  • Friday, Nov. 18: Public Service Apprenticeship and Veterans in Apprenticeship

In support of NAW, we at PIA are sharing key resources to advance understanding about the value of inclusive apprenticeships and how they can create pathways to lifelong careers in growing industries for underserved populations, including people with disabilities. The resources below also include information to help employers and their apprenticeship partners create and expand more inclusive apprenticeship opportunities.

Josh Christianson“I truly believe apprenticeship is the way to go and being inclusive is the way to create a pool of diverse, skilled talent. Inclusive apprenticeships can also create career paths for people with disabilities who have traditionally been excluded from the workforce.”

– Josh Christianson, Project Director, Partnership on Inclusive Apprenticeship

There are significant benefits to designing programs that are diverse, equitable, inclusive, and accessible to all, including:

Workers who complete apprenticeship programs can earn $300,000 more over a career than their peers who don’t.

diverse group of people and a globe

Job seekers prefer employers who are inclusive.[2] 76% of employees and job seekers said a diverse workforce was important when evaluating companies and job offers.[3]

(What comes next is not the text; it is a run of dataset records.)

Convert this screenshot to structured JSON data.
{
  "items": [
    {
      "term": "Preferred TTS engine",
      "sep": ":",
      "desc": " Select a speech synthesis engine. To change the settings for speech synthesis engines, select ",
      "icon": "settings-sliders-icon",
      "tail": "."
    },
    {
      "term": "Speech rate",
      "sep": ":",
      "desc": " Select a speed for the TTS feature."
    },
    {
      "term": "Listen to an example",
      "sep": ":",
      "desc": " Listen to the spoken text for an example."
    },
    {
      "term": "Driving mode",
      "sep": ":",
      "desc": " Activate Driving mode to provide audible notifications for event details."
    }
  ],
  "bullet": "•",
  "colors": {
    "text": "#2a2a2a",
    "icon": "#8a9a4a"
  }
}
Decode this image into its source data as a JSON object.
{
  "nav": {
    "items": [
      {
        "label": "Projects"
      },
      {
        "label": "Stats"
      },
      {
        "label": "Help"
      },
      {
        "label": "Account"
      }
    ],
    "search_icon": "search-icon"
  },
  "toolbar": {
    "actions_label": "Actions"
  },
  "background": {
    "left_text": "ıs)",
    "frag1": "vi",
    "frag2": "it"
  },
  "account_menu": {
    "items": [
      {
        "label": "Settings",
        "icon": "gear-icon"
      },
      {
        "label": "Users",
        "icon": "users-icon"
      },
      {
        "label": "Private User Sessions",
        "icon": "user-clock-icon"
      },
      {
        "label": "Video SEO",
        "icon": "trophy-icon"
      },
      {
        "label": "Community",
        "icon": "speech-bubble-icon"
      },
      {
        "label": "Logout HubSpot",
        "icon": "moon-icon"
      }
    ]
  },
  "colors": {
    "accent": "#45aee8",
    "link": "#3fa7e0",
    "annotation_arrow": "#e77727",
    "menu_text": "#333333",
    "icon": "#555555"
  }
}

89% of registered apprentices demonstrated a 3-year retention rate. And at four Walgreens locations, the 3-year average turnover rate was 48% higher for team members without a disability as compared to team members with a disability, saving on recruiting and training costs.[1]

Apprenticeships may offer meaningful employment opportunities for the 35% of BIPOC Americans with disabilities who lost their job during the pandemic. The most financially vulnerable population in America is the group of individuals that live at the intersection of disability, race, and ethnicity.[4]

Upcoming Events:

Monday, November 14th

Tuesday, November 15th

Wednesday, November 16th

Thursday, November 17th

Friday, November 18th

Find More NAW Events


[1] Kaletta, James P., Douglas J. Binks and Richard Robinson, “Creating an Inclusive Workplace: Integrating Employees with Disabilities into a Distribution Center Environment,” Professional Safety, June 2012, p. 64.

[2] Miller, Jennifer, “For younger job seekers, diversity and inclusion in the workplace aren’t a preference. They’re a requirement.,” Washington Post, 18 February 2021.

[3] Glassdoor, “Diversity and Inclusion Workplace Survey,” 30 September 2020.

[4]Race, Ethnicity, and Disability: The Financial Impact of Systemic Inequality and Intersectionality,” National Disability Institute, August 2020